Sultan, he whom God has chosen to protect them and guide them, a guide
who has only to look into his own heart to know what his people think.
Eternal youth is
what they are offered in return for their loyalty. True, the price of
infidelity is too terrible to contemplate - certainly too terrible to
endure physically - but these are difficult times. The Great Father
has to enact emergency laws for us. They are in our interest. And who
are we to reject this benevolence when foreigners - Americans like Rumsfeld,
for example - turn up to shake our leader by the hand and to extend
to us the good relations of the West?
I rather think that
this explains the patriarchal society that exists in the Arab world.
The father who has no role in his society - unless he is a party apparatchik,
in which case a new set of childlike rules comes into play - can only
rule at home, a place in which his word, his law, his wishes are sacrosanct.
Unable to play a role in real society, he mimics this role inside his
He becomes the dictator
whose portrait hangs in every home, indeed (for this was the case in
Iraq) often in every bedroom. He decides what his children should do,
whom they should marry, what his wife should think. A visit from a secret
policeman - always supposing the father is not a policeman himself -
is an event of fear and potential humiliation. All the more important,
then, for the father to appease the policeman, to be his friend and
then to reassert his own power in the house.
In earlier days,
Saddam would turn up unexpectedly at the home of a poor family in Baghdad
or Tikrit to hear what the people were thinking. He wanted to know their
fears and concerns and complaints as well as what made them happy. Up
to a point, he was told: the sewers that flooded, the houses that were
badly built, the hospitals that did not immediately accept patients.
And it was in Saddam's interest to listen and hear what his people might
be thinking before he stored it in his own heart. It was Saddam's version
of Tony Blair's Big Conversation. The Iraqi television cameras would
be there, the secret policemen playing the role of spinmeisters just
in case things got out of control.
Arabs may think
that all this is unfair. A combination of historical tragedy and cultural
chance - the Islamic faith, the Caliphate, the political and military
encroachment of the West at the very time when the Muslim world might
have shared a renaissance with Europe - can account for present-day
dictatorships in the Middle East, along with our own ruthless colonisation.
Didn't Germans behave in much the same way under Hitler, Italians under
Mussolini, the Spanish under Franco?
But it remains true
that Iraqi society was "infantilised" by Saddam. How else
can we account for its dogged loyalty during the appalling eight-year
war with Iran, when Muslim Shia fought Muslim Shia with human-wave attacks
and poison gas? They were people who had no responsibility, who were
told what to say and read and think, and who were - perhaps, in some
dangerous way - the happier for it.
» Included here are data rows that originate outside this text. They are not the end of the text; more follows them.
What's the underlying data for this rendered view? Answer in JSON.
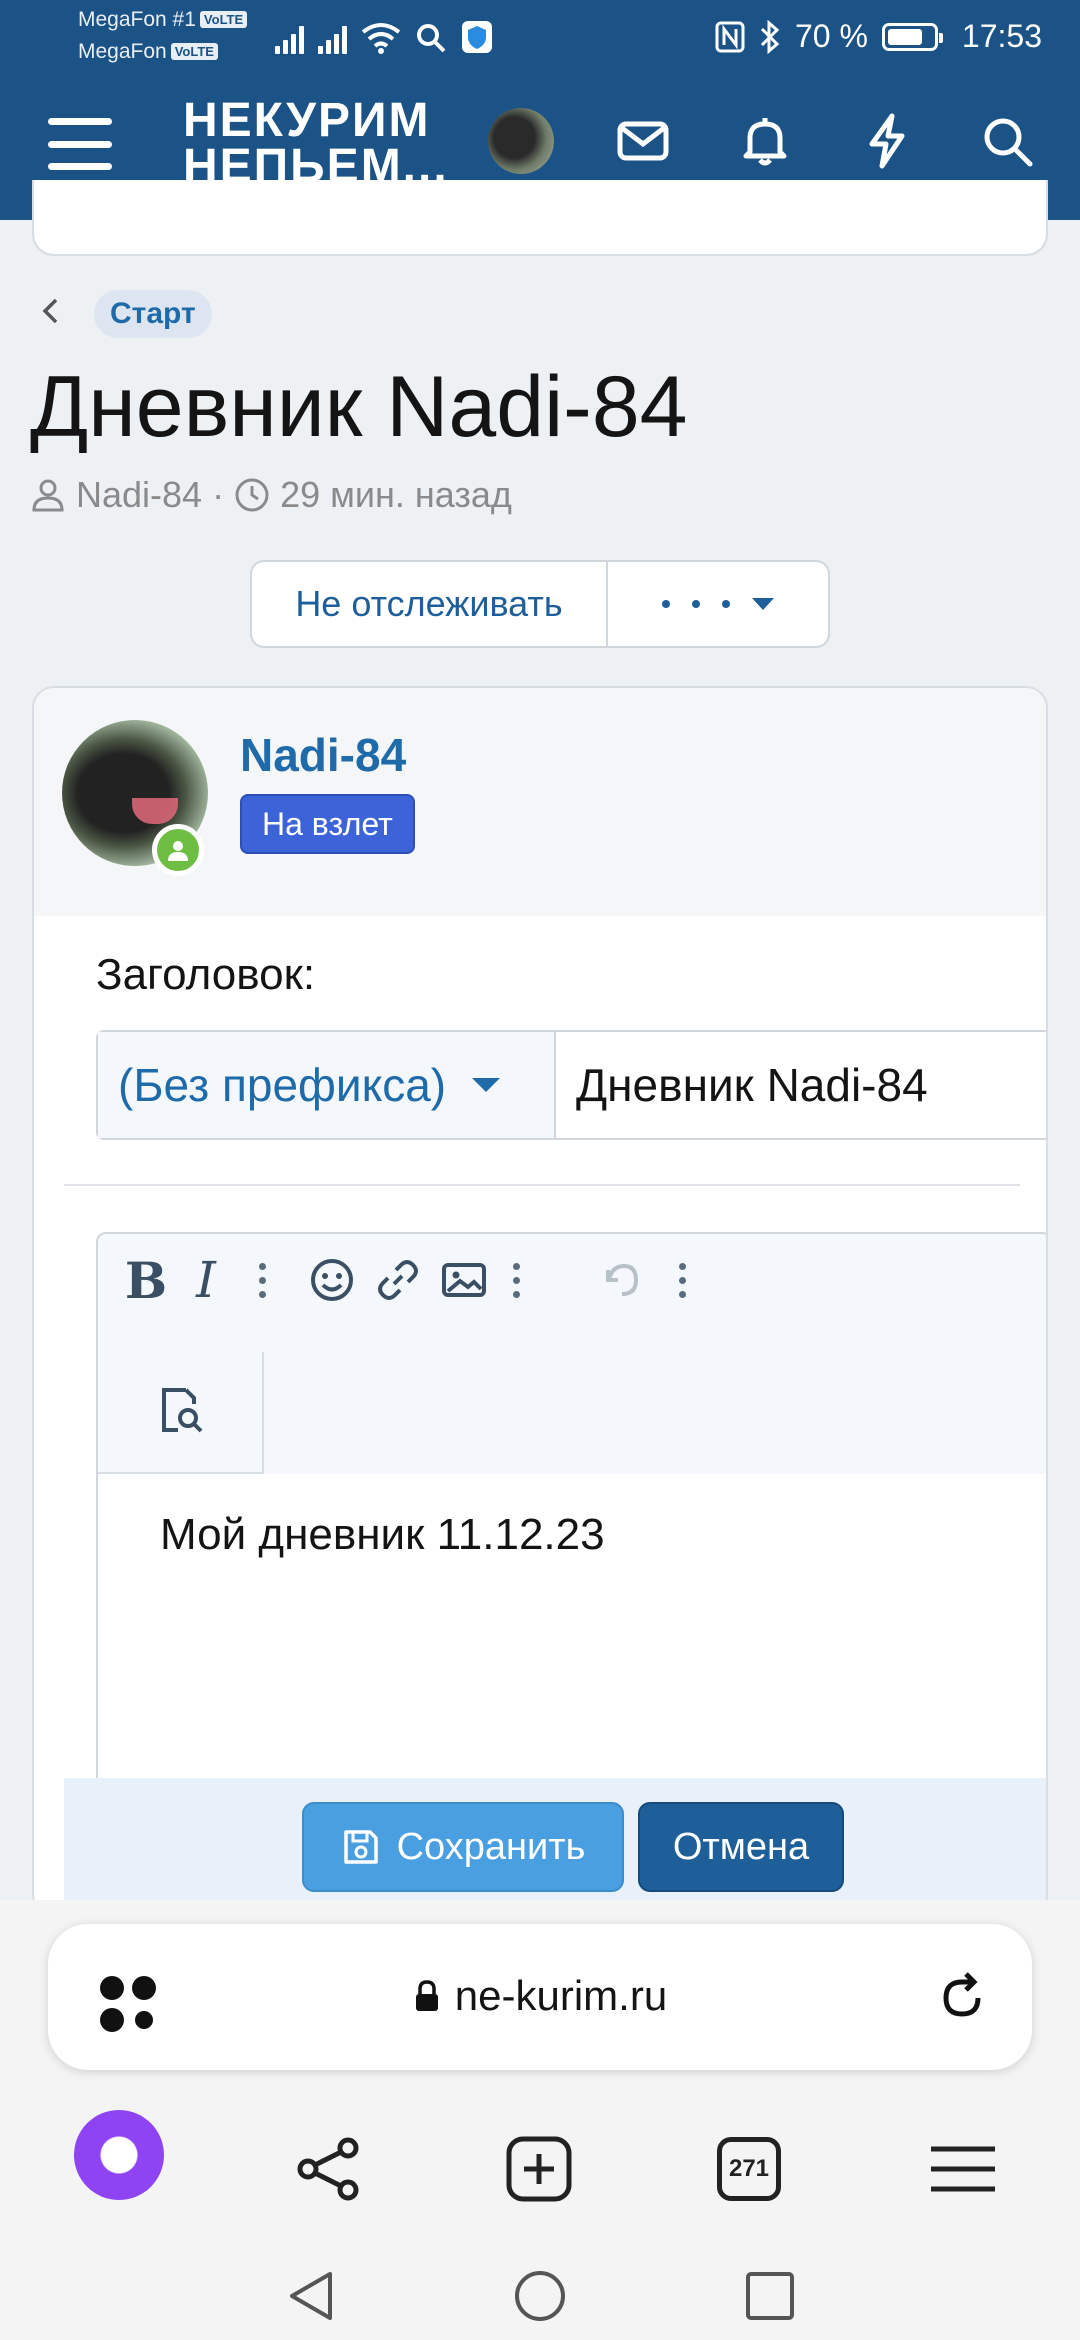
{
  "status_bar": {
    "carrier1": "MegaFon #1",
    "carrier2": "MegaFon",
    "volte": "VoLTE",
    "battery": "70 %",
    "time": "17:53"
  },
  "header": {
    "logo_line1": "НЕКУРИМ",
    "logo_line2": "НЕПЬЕМ..."
  },
  "breadcrumb": {
    "label": "Старт"
  },
  "thread": {
    "title": "Дневник Nadi-84",
    "author": "Nadi-84",
    "time_ago": "29 мин. назад"
  },
  "actions": {
    "unwatch": "Не отслеживать"
  },
  "post": {
    "username": "Nadi-84",
    "rank": "На взлет",
    "title_label": "Заголовок:",
    "prefix": "(Без префикса)",
    "title_value": "Дневник Nadi-84",
    "body": "Мой дневник 11.12.23",
    "save": "Сохранить",
    "cancel": "Отмена"
  },
  "browser": {
    "url": "ne-kurim.ru",
    "tabs_count": "271"
  },
  "colors": {
    "header_bg": "#1b5386",
    "link": "#1f6aa8",
    "rank_bg": "#3c64d8",
    "save_bg": "#4a9fe0",
    "cancel_bg": "#1f5f99",
    "online": "#6fbe44",
    "alice": "#8e44f2"
  }
}
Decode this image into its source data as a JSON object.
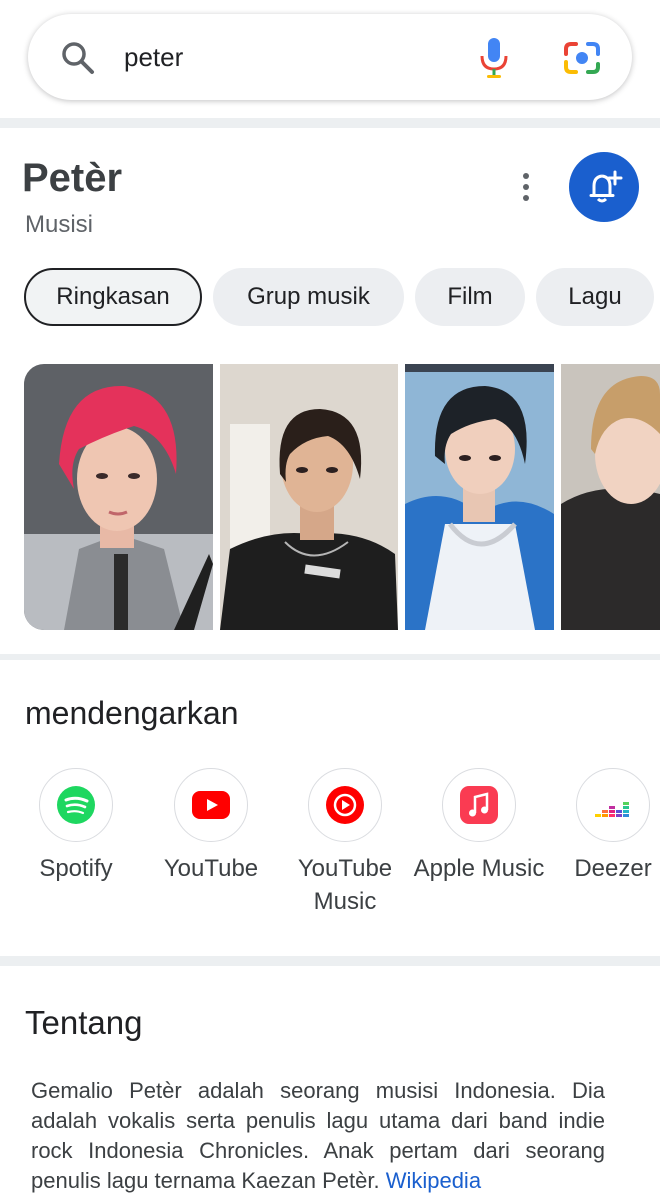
{
  "search": {
    "query": "peter"
  },
  "entity": {
    "title": "Petèr",
    "subtitle": "Musisi"
  },
  "chips": [
    "Ringkasan",
    "Grup musik",
    "Film",
    "Lagu"
  ],
  "listen": {
    "title": "mendengarkan",
    "apps": [
      {
        "label": "Spotify",
        "icon": "spotify-icon"
      },
      {
        "label": "YouTube",
        "icon": "youtube-icon"
      },
      {
        "label": "YouTube Music",
        "icon": "youtube-music-icon"
      },
      {
        "label": "Apple Music",
        "icon": "apple-music-icon"
      },
      {
        "label": "Deezer",
        "icon": "deezer-icon"
      }
    ]
  },
  "about": {
    "title": "Tentang",
    "text": "Gemalio Petèr adalah seorang musisi Indonesia. Dia adalah vokalis serta penulis lagu utama dari band indie rock Indonesia Chronicles. Anak pertam dari seorang penulis lagu ternama Kaezan Petèr.",
    "source": "Wikipedia"
  },
  "colors": {
    "accent": "#1a5fce",
    "chip_bg": "#eceef1",
    "band": "#eceff1"
  }
}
When Iraqis tell me today that "things were better under Saddam",
they want to suggest that they had law and order and dictatorship rather
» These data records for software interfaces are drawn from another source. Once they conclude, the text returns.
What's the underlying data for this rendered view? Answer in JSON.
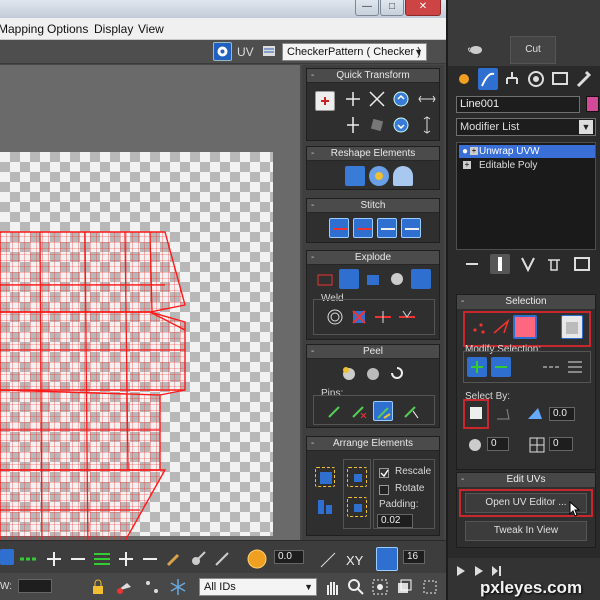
{
  "menubar": {
    "items": [
      "Mapping",
      "Options",
      "Display",
      "View"
    ]
  },
  "uv_toolbar": {
    "uv_label": "UV",
    "texture_combo": "CheckerPattern  ( Checker )"
  },
  "rollups": {
    "quick_transform": "Quick Transform",
    "reshape": "Reshape Elements",
    "stitch": "Stitch",
    "explode": "Explode",
    "weld": "Weld",
    "peel": "Peel",
    "pins": "Pins:",
    "arrange": "Arrange Elements",
    "rescale": "Rescale",
    "rotate": "Rotate",
    "padding_label": "Padding:",
    "padding_value": "0.02",
    "collapse_mark": "-"
  },
  "statusbar": {
    "value1": "0.0",
    "xy_label": "XY",
    "value2": "16",
    "w_label": "W:",
    "ids_combo": "All IDs"
  },
  "cmdpanel": {
    "cut_label": "Cut",
    "object_name": "Line001",
    "modifier_list": "Modifier List",
    "stack": [
      "Unwrap UVW",
      "Editable Poly"
    ],
    "selection_title": "Selection",
    "modify_selection": "Modify Selection:",
    "select_by": "Select By:",
    "spin1": "0.0",
    "spin2": "0",
    "spin3": "0",
    "edit_uvs_title": "Edit UVs",
    "open_uv_editor": "Open UV Editor ...",
    "tweak_in_view": "Tweak In View"
  },
  "watermark": "pxleyes.com",
  "colors": {
    "accent_red": "#c8282d",
    "stack_highlight": "#3a6fd8",
    "object_color": "#d14a9a",
    "mesh_red": "#ff1a1a"
  }
}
than freedom and anarchy (the twin blessings Bush and Blair have brought
them). But I also darkly fear that they look back to an age when they
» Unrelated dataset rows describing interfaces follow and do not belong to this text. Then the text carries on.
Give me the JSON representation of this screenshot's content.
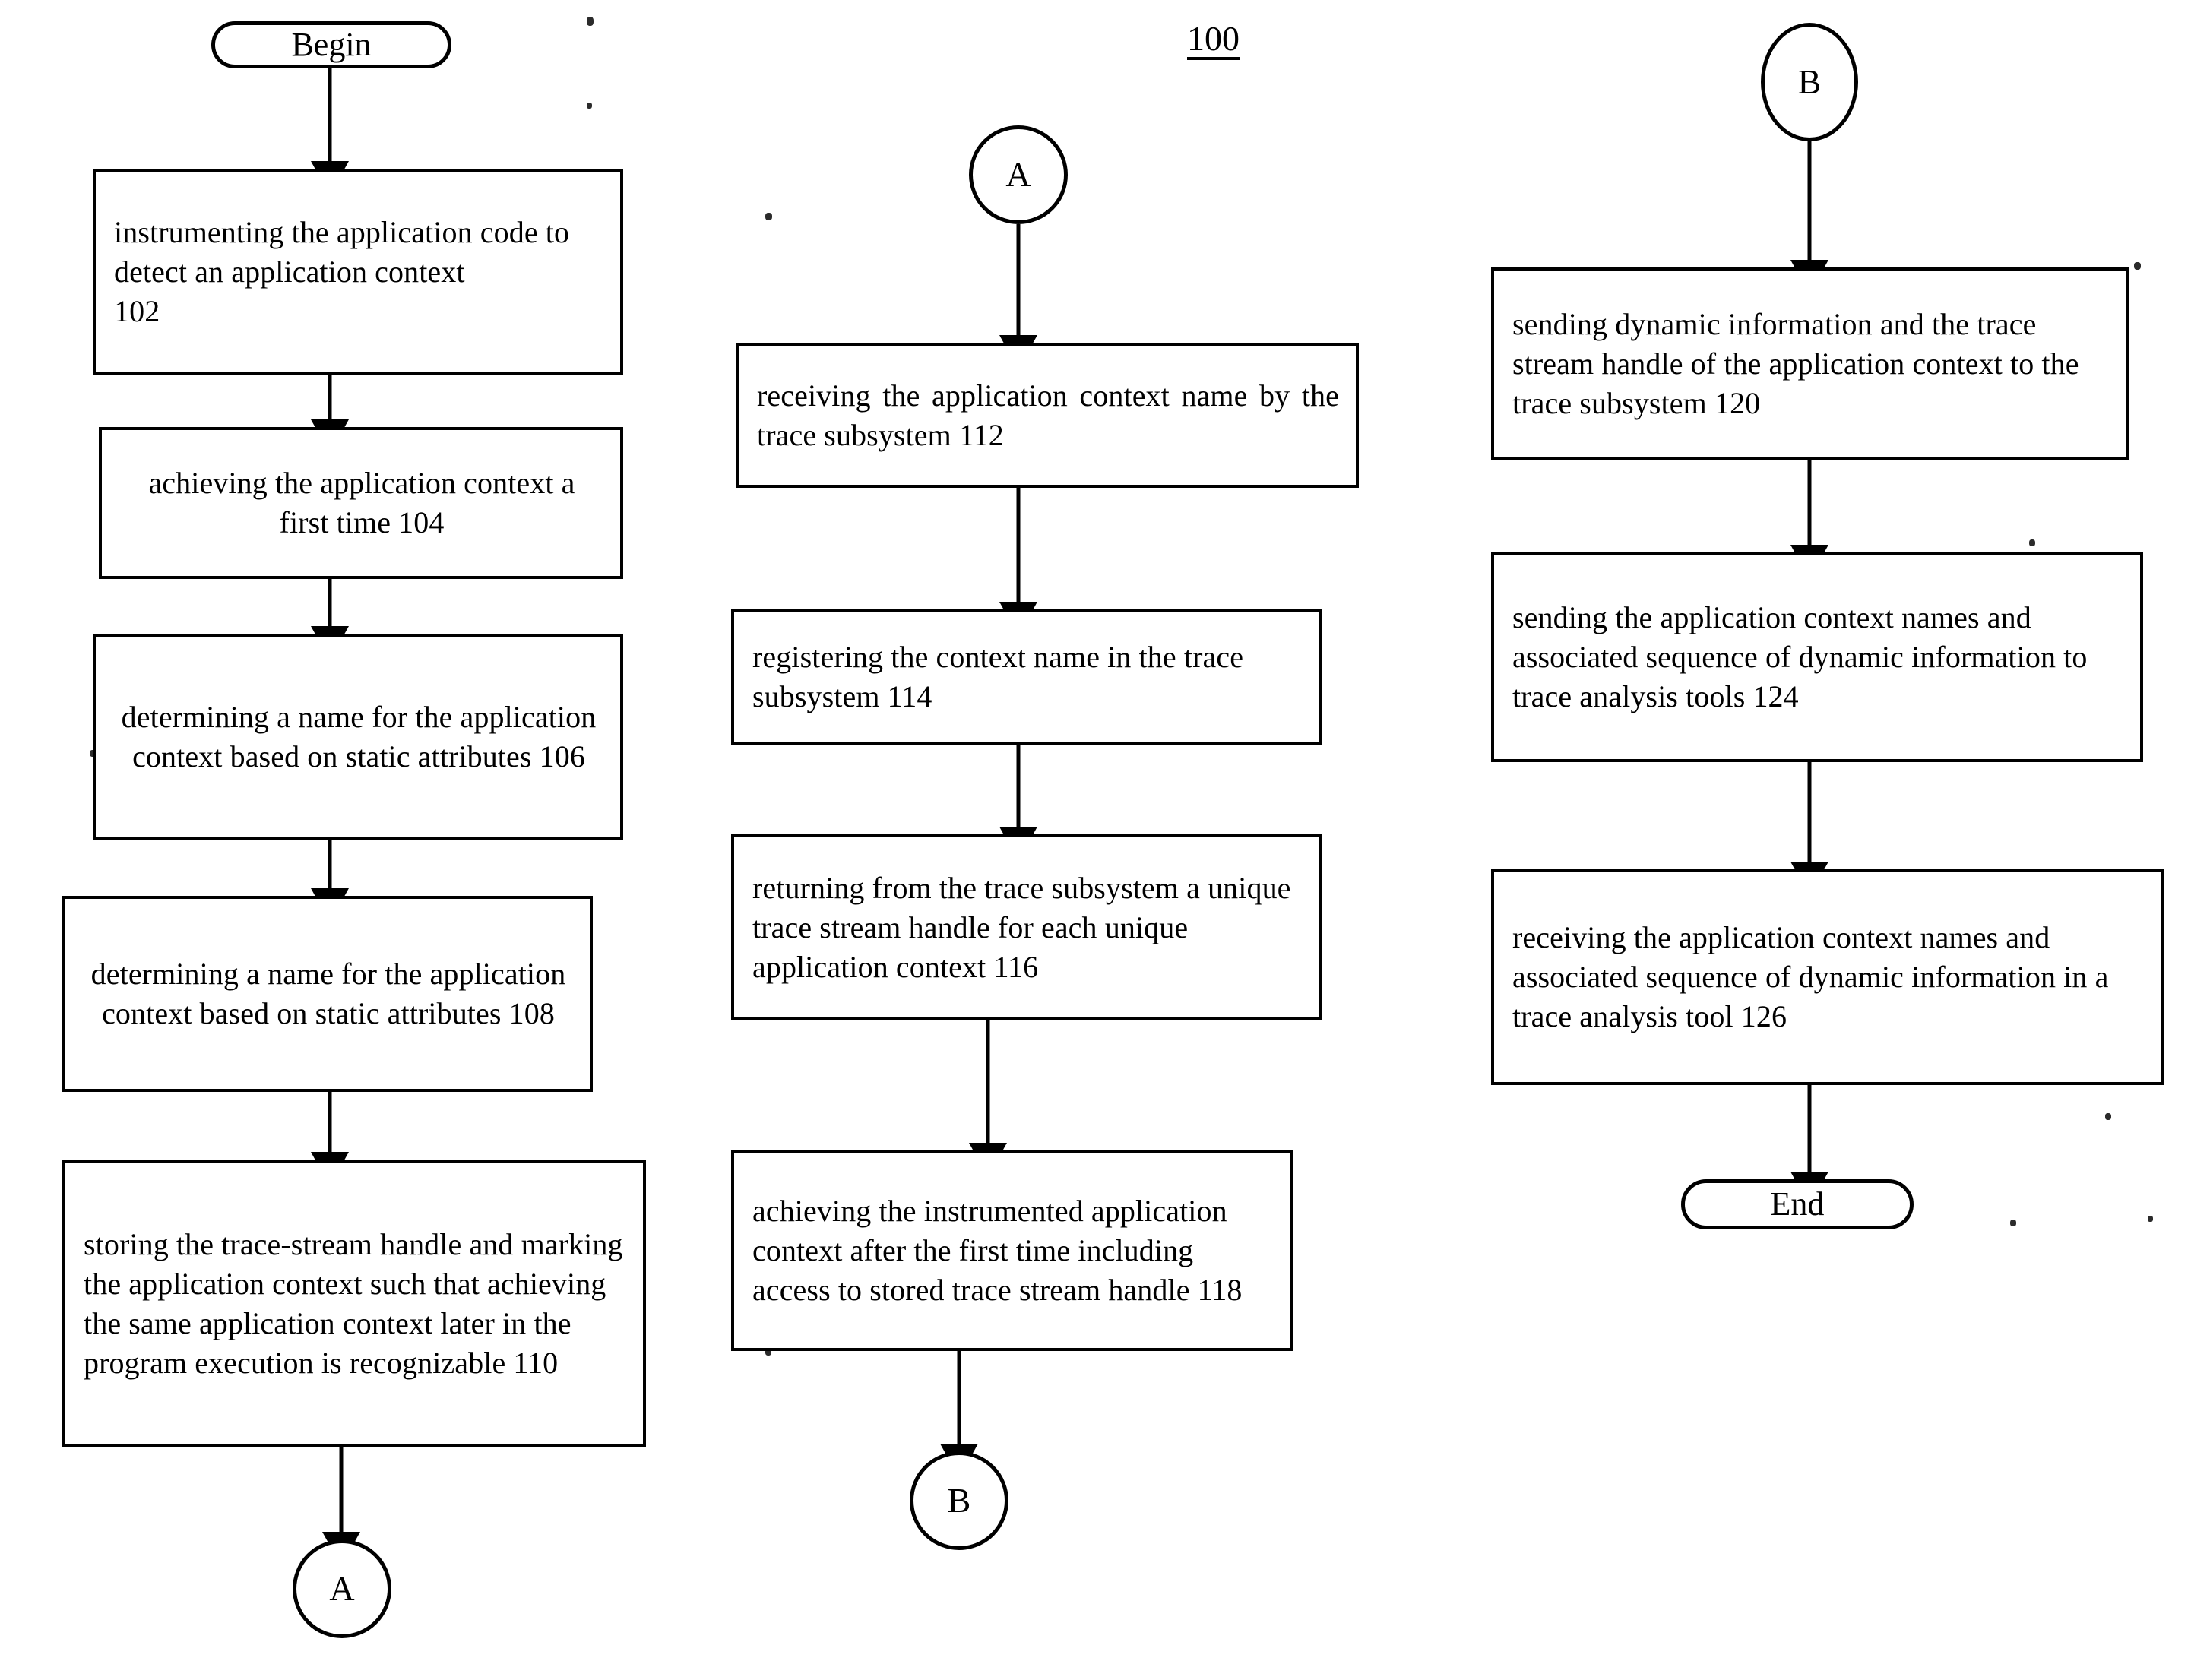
{
  "figure": {
    "label": "100",
    "title_note": ""
  },
  "columns": [
    {
      "id": "column-1",
      "nodes": [
        {
          "id": "begin",
          "shape": "terminator",
          "text": "Begin"
        },
        {
          "id": "step-102",
          "shape": "process",
          "align": "left",
          "text": "instrumenting the application code to detect an application context\n102"
        },
        {
          "id": "step-104",
          "shape": "process",
          "align": "center",
          "text": "achieving the application context a first time 104"
        },
        {
          "id": "step-106",
          "shape": "process",
          "align": "center",
          "text": "determining a name for the application context based on static attributes 106"
        },
        {
          "id": "step-108",
          "shape": "process",
          "align": "center",
          "text": "determining a name for the application context based on static attributes 108"
        },
        {
          "id": "step-110",
          "shape": "process",
          "align": "left",
          "text": "storing the trace-stream handle and marking the application context such that achieving the same application context later in the program execution is recognizable 110"
        },
        {
          "id": "connector-a-out",
          "shape": "connector",
          "text": "A"
        }
      ]
    },
    {
      "id": "column-2",
      "nodes": [
        {
          "id": "connector-a-in",
          "shape": "connector",
          "text": "A"
        },
        {
          "id": "step-112",
          "shape": "process",
          "align": "justify",
          "text": "receiving the application context name by the trace subsystem 112"
        },
        {
          "id": "step-114",
          "shape": "process",
          "align": "left",
          "text": "registering the context name in the trace subsystem 114"
        },
        {
          "id": "step-116",
          "shape": "process",
          "align": "left",
          "text": "returning from the trace subsystem a unique trace stream handle for each unique application context      116"
        },
        {
          "id": "step-118",
          "shape": "process",
          "align": "left",
          "text": "achieving the instrumented application context after the first time including access to stored trace stream handle 118"
        },
        {
          "id": "connector-b-out",
          "shape": "connector",
          "text": "B"
        }
      ]
    },
    {
      "id": "column-3",
      "nodes": [
        {
          "id": "connector-b-in",
          "shape": "connector",
          "text": "B"
        },
        {
          "id": "step-120",
          "shape": "process",
          "align": "left",
          "text": "sending dynamic information and the trace stream handle of the application context to the trace subsystem 120"
        },
        {
          "id": "step-124",
          "shape": "process",
          "align": "left",
          "text": "sending the application context names and associated sequence of dynamic information to trace analysis tools 124"
        },
        {
          "id": "step-126",
          "shape": "process",
          "align": "left",
          "text": "receiving the application context names and associated sequence of dynamic information in a trace analysis tool 126"
        },
        {
          "id": "end",
          "shape": "terminator",
          "text": "End"
        }
      ]
    }
  ],
  "flow_edges": [
    {
      "from": "begin",
      "to": "step-102"
    },
    {
      "from": "step-102",
      "to": "step-104"
    },
    {
      "from": "step-104",
      "to": "step-106"
    },
    {
      "from": "step-106",
      "to": "step-108"
    },
    {
      "from": "step-108",
      "to": "step-110"
    },
    {
      "from": "step-110",
      "to": "connector-a-out"
    },
    {
      "from": "connector-a-in",
      "to": "step-112"
    },
    {
      "from": "step-112",
      "to": "step-114"
    },
    {
      "from": "step-114",
      "to": "step-116"
    },
    {
      "from": "step-116",
      "to": "step-118"
    },
    {
      "from": "step-118",
      "to": "connector-b-out"
    },
    {
      "from": "connector-b-in",
      "to": "step-120"
    },
    {
      "from": "step-120",
      "to": "step-124"
    },
    {
      "from": "step-124",
      "to": "step-126"
    },
    {
      "from": "step-126",
      "to": "end"
    }
  ],
  "colors": {
    "stroke": "#000000",
    "fill": "#ffffff",
    "text": "#000000"
  }
}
had no responsibility, when they could cast aside their cares and their
powers of enquiry, when certainties were cast in iron, when love was
unquestioning, however corrupt.
Yet this is what
I suspect we now share: the Iraqis who lived through Saddam's rule,
and we who now go to war so blithely, who now occupy the lands of other
people with such sublime certainty. We feel a need - or at least our
leaders feel the need - to have a childlike society, where dissent is
derided or ignored, where wisdom and integrity and truth are the sole
characteristics of those who lead us and those who give their support
to those leaders.
No, Blairite Britain
and Bush's America are not Saddam's Iraq. But societies require what
Coleridge called the "willing suspension of disbelief". We
must trust. We must agree. We must accept. We must go along with what
our leaders want, we must - an unhappy phrase from the Hitler period
- "help to give the wheel a shove".
This is the legacy of the Iraq war, which is now a year old and shows
no sign of ending. We are all children now.
© 2004 The